===== Records for this task =====

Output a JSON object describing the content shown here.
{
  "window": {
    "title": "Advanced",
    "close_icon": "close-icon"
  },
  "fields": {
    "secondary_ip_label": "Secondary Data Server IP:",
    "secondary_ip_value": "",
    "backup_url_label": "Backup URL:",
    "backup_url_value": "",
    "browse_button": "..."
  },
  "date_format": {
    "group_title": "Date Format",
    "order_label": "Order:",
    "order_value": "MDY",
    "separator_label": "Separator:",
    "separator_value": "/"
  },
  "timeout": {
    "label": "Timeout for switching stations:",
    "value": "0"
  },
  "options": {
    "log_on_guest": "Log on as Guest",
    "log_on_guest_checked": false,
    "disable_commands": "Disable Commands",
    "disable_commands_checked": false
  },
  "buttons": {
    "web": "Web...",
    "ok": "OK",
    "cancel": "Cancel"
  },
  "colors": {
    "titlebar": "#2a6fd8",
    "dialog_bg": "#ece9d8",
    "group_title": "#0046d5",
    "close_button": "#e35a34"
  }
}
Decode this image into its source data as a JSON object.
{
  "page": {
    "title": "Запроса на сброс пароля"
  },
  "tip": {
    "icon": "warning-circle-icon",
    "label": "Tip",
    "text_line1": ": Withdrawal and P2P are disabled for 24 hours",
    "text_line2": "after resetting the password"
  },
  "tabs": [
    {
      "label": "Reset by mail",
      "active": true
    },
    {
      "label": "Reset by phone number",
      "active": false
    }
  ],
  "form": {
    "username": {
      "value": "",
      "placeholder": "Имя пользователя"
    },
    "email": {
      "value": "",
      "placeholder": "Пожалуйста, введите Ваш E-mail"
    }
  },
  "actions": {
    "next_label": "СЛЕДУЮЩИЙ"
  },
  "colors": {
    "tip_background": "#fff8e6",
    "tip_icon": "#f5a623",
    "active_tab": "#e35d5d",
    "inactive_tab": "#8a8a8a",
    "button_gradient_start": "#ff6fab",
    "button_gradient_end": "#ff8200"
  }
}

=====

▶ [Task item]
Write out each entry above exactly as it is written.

▶ [Response area]
Output a JSON object describing the content shown here.
{
  "window": {
    "title": "Advanced",
    "close_icon": "close-icon"
  },
  "fields": {
    "secondary_ip_label": "Secondary Data Server IP:",
    "secondary_ip_value": "",
    "backup_url_label": "Backup URL:",
    "backup_url_value": "",
    "browse_button": "..."
  },
  "date_format": {
    "group_title": "Date Format",
    "order_label": "Order:",
    "order_value": "MDY",
    "separator_label": "Separator:",
    "separator_value": "/"
  },
  "timeout": {
    "label": "Timeout for switching stations:",
    "value": "0"
  },
  "options": {
    "log_on_guest": "Log on as Guest",
    "log_on_guest_checked": false,
    "disable_commands": "Disable Commands",
    "disable_commands_checked": false
  },
  "buttons": {
    "web": "Web...",
    "ok": "OK",
    "cancel": "Cancel"
  },
  "colors": {
    "titlebar": "#2a6fd8",
    "dialog_bg": "#ece9d8",
    "group_title": "#0046d5",
    "close_button": "#e35a34"
  }
}
Decode this image into its source data as a JSON object.
{
  "page": {
    "title": "Запроса на сброс пароля"
  },
  "tip": {
    "icon": "warning-circle-icon",
    "label": "Tip",
    "text_line1": ": Withdrawal and P2P are disabled for 24 hours",
    "text_line2": "after resetting the password"
  },
  "tabs": [
    {
      "label": "Reset by mail",
      "active": true
    },
    {
      "label": "Reset by phone number",
      "active": false
    }
  ],
  "form": {
    "username": {
      "value": "",
      "placeholder": "Имя пользователя"
    },
    "email": {
      "value": "",
      "placeholder": "Пожалуйста, введите Ваш E-mail"
    }
  },
  "actions": {
    "next_label": "СЛЕДУЮЩИЙ"
  },
  "colors": {
    "tip_background": "#fff8e6",
    "tip_icon": "#f5a623",
    "active_tab": "#e35d5d",
    "inactive_tab": "#8a8a8a",
    "button_gradient_start": "#ff6fab",
    "button_gradient_end": "#ff8200"
  }
}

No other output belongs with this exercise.